San Francisco voters to decide on controversial public safety funding in March 2024

Supervisor Matt Dorsey listens during a City Hall hearing in January 2023.
Supervisor Matt Dorsey listens at a Board of Supervisors meeting in 2023. Dorsey withdrew support for a police hiring mandate after an amendment made it contingent on new revenues. | Source: Camille Cohen/The Standard

San Francisco lawmakers voted to place a measure on the March 2024 ballot that promises to increase staffing levels for police—but would likely require new tax revenues. 

The measure, which passed by a 6-5 vote at the Board of Supervisors, took a divisive path to approval, having changed against the wishes of its original supporters, including Mayor London Breed. 

Supervisor Matt Dorsey, who originally introduced the measure, wound up voting against it. So did Supervisors Joel Engardio, Rafael Mandelman, Dean Preston and Hillary Ronen. Supervisors Connie Chan, Catherine Stefani, Myrna Melgar, Shamann Walton, Ahsha Safaí, and Board President Aaron Peskin voted to support. 

In a series of heated committee meetings, Safaí pushed for amendments that tied the staffing mandate to new tax revenues. Safaí argued that any hiring mandate should come with a new funding source as representatives of civil service unions showed up in droves to argue that hiring mandates should apply to 911 operators, paramedics and other job categories instead of only cops. 

“We are down sheriffs, we are down paramedics, we are down mental health technicians, we are down firefighters and, yes, we are down police officers. So if we are going to have a conversation about public safety in this city, we need to talk about all aspects of public safety that include all of the people who are on the front lines,” Safaí told colleagues. 

Safaí’s move came with the backing of organized labor, who campaigned for the measure under the banner of “Safer Smarter SF.” In a statement issued before Tuesday’s meeting, the group suggested the initiative could be funded from “corporate taxes.” 

“We need a fiscally responsible plan to get more cops on San Francisco streets,” said Supervisor Catherine Stefani in the campaign statement. “I will support any measure that increases police staffing and allows San Francisco to hire more police officers without forcing layoffs of firefighters, nurses, 911 dispatchers and other public safety workers to pay for it.”

Engardio, meanwhile, deemed the amended measure as being “merely aspirational.”

“It is not a new dedicated tax. It refers to the possibility of using an unnamed tax in the future to pay for more police, and that raises some legal concerns,” Engardio said, adding that it was “messy, and it doesn’t do anything to immediately fund and hire police. We need to scrap this measure and start over.” 

Ronen said she was opposed for different reasons. 

“This is the worst-written piece of legislation I think I’ve seen in my 15 years on this board. We are tying our hands in the future,” she said, “unless we specifically want to raise revenue to hire police, no matter what’s happening, no matter if there’s a pandemic, no matter if the homeless crisis gets worse, no matter if there is a staffing crisis in any other profession.”

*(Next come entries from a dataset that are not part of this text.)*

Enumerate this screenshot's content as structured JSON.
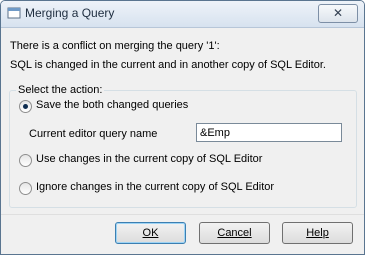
{
  "window": {
    "title": "Merging a Query"
  },
  "message": {
    "line1": "There is a conflict on merging the query '1':",
    "line2": "SQL is changed in the current and in another copy of SQL Editor."
  },
  "action_group": {
    "label": "Select the action:",
    "options": [
      {
        "label": "Save the both changed queries",
        "selected": true
      },
      {
        "label": "Use changes in the current copy of SQL Editor",
        "selected": false
      },
      {
        "label": "Ignore changes in the current copy of SQL Editor",
        "selected": false
      }
    ],
    "query_name_label": "Current editor query name",
    "query_name_value": "&Emp"
  },
  "buttons": {
    "ok": "OK",
    "cancel": "Cancel",
    "help": "Help"
  },
  "colors": {
    "accent": "#3c7fb1",
    "radio_dot": "#0d2c4f"
  },
  "icons": {
    "title": "dialog-icon",
    "close": "close-icon"
  }
}
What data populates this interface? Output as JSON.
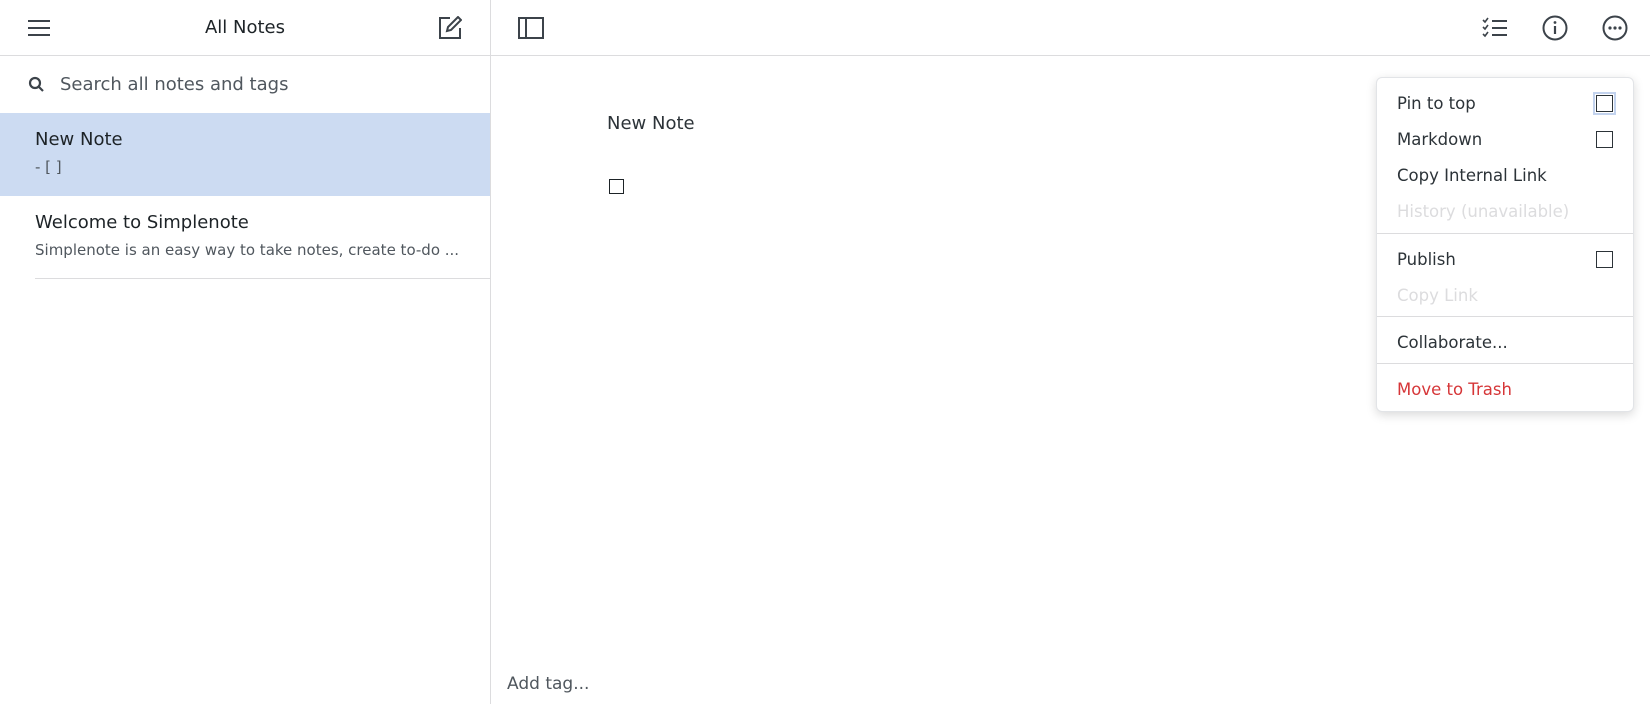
{
  "sidebar": {
    "title": "All Notes",
    "search_placeholder": "Search all notes and tags",
    "notes": [
      {
        "title": "New Note",
        "preview": "- [ ]"
      },
      {
        "title": "Welcome to Simplenote",
        "preview": "Simplenote is an easy way to take notes, create to-do ..."
      }
    ]
  },
  "editor": {
    "title": "New Note",
    "add_tag": "Add tag..."
  },
  "menu": {
    "pin": "Pin to top",
    "markdown": "Markdown",
    "copy_internal": "Copy Internal Link",
    "history": "History (unavailable)",
    "publish": "Publish",
    "copy_link": "Copy Link",
    "collaborate": "Collaborate...",
    "trash": "Move to Trash"
  }
}
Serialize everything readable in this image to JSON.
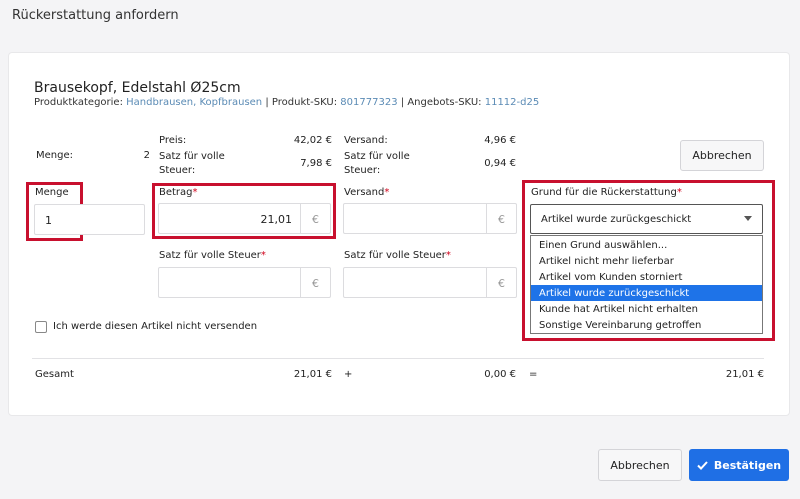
{
  "dialog_title": "Rückerstattung anfordern",
  "product": {
    "name": "Brausekopf, Edelstahl Ø25cm",
    "category_label": "Produktkategorie:",
    "category_value": "Handbrausen, Kopfbrausen",
    "sep1": "|",
    "sku_label": "Produkt-SKU:",
    "sku_value": "801777323",
    "sep2": "|",
    "offer_sku_label": "Angebots-SKU:",
    "offer_sku_value": "11112-d25"
  },
  "summary": {
    "menge_label": "Menge:",
    "menge_value": "2",
    "preis_label": "Preis:",
    "preis_value": "42,02 €",
    "satz_label_1": "Satz für volle",
    "satz_label_2": "Steuer:",
    "satz_value": "7,98 €",
    "versand_label": "Versand:",
    "versand_value": "4,96 €",
    "versand_satz_label_1": "Satz für volle",
    "versand_satz_label_2": "Steuer:",
    "versand_satz_value": "0,94 €"
  },
  "cancel_top": "Abbrechen",
  "form": {
    "menge_label": "Menge",
    "menge_value": "1",
    "betrag_label": "Betrag",
    "betrag_value": "21,01",
    "versand_label": "Versand",
    "versand_value": "",
    "required_mark": "*",
    "currency": "€",
    "tax_label_1": "Satz für volle Steuer",
    "tax_label_2": "Satz für volle Steuer",
    "reason_label": "Grund für die Rückerstattung",
    "reason_selected": "Artikel wurde zurückgeschickt",
    "reason_options": [
      "Einen Grund auswählen...",
      "Artikel nicht mehr lieferbar",
      "Artikel vom Kunden storniert",
      "Artikel wurde zurückgeschickt",
      "Kunde hat Artikel nicht erhalten",
      "Sonstige Vereinbarung getroffen"
    ],
    "reason_active_index": 3,
    "no_ship_label": "Ich werde diesen Artikel nicht versenden"
  },
  "totals": {
    "label": "Gesamt",
    "amount": "21,01 €",
    "plus": "+",
    "shipping": "0,00 €",
    "equals": "=",
    "total": "21,01 €"
  },
  "footer": {
    "cancel": "Abbrechen",
    "confirm": "Bestätigen"
  },
  "colors": {
    "highlight_red": "#c8102e",
    "primary_blue": "#1f6fe5",
    "link_blue": "#5b8bb5",
    "required_red": "#d0021b"
  }
}
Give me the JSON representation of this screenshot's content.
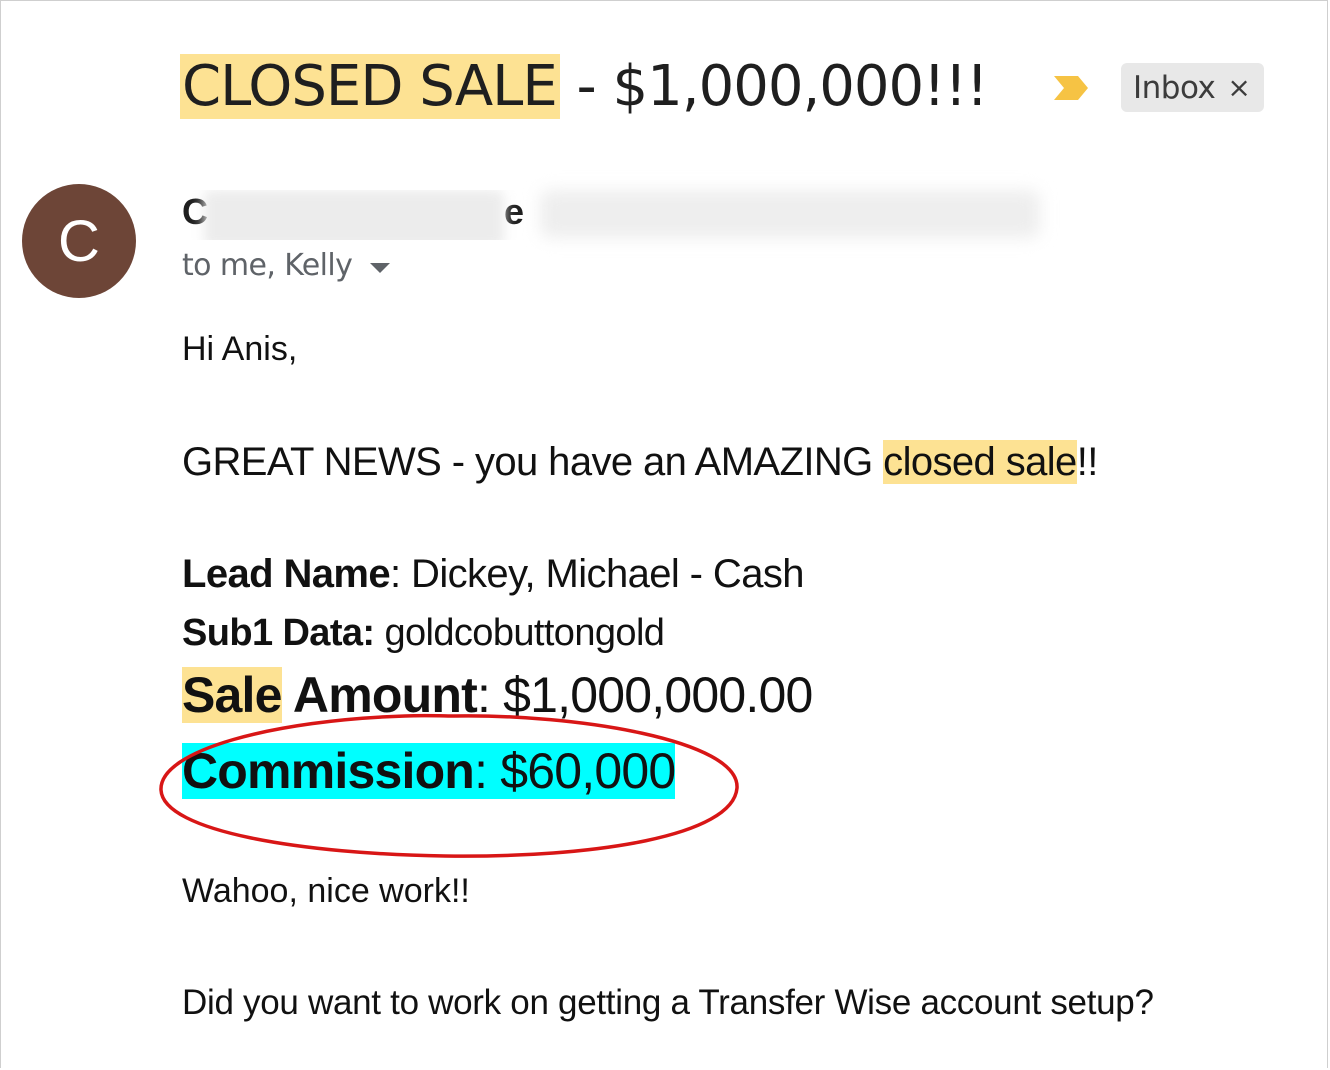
{
  "subject": {
    "highlighted": "CLOSED SALE",
    "rest": " - $1,000,000!!!"
  },
  "label_chip": {
    "label": "Inbox",
    "close": "×"
  },
  "sender": {
    "avatar_letter": "C",
    "name_first_visible": "C",
    "name_last_visible": "e",
    "recipients": "to me, Kelly"
  },
  "body": {
    "greeting": "Hi Anis,",
    "news_prefix": "GREAT NEWS - you have an AMAZING ",
    "news_highlight": "closed sale",
    "news_suffix": "!!",
    "lead_label": "Lead Name",
    "lead_value": ": Dickey, Michael - Cash",
    "sub1_label": "Sub1 Data:",
    "sub1_value": " goldcobuttongold",
    "sale_label_highlight": "Sale",
    "sale_label_rest": " Amount",
    "sale_value": ": $1,000,000.00",
    "commission_label": "Commission",
    "commission_value": ": $60,000",
    "wahoo": "Wahoo, nice work!!",
    "transfer": "Did you want to work on getting a Transfer Wise account setup?"
  },
  "colors": {
    "highlight_yellow": "#fde293",
    "highlight_cyan": "#00ffff",
    "avatar_bg": "#6d4537",
    "importance_marker": "#f6c344",
    "annotation_ellipse": "#d81616",
    "chip_bg": "#e8e8e8"
  },
  "icons": {
    "importance": "importance-marker-icon",
    "chip_close": "close-icon",
    "recipients_dropdown": "chevron-down-icon"
  }
}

“This is now not a police staffing measure,” Dorsey said. “It will not take effect unless quote, ‘a future tax measure passed by the voters unquote is determined to generate sufficient revenue,’ the notion that San Franciscans can only expect a fully staffed police department if they’re willing to pay extra for it.”

“The mayor has been clear that we should not be tying police staffing to raising taxes,” a spokesperson for Breed’s office told The Standard. “It’s bad policy and wrong to ask voters to pay more in taxes for basic city services like public safety.”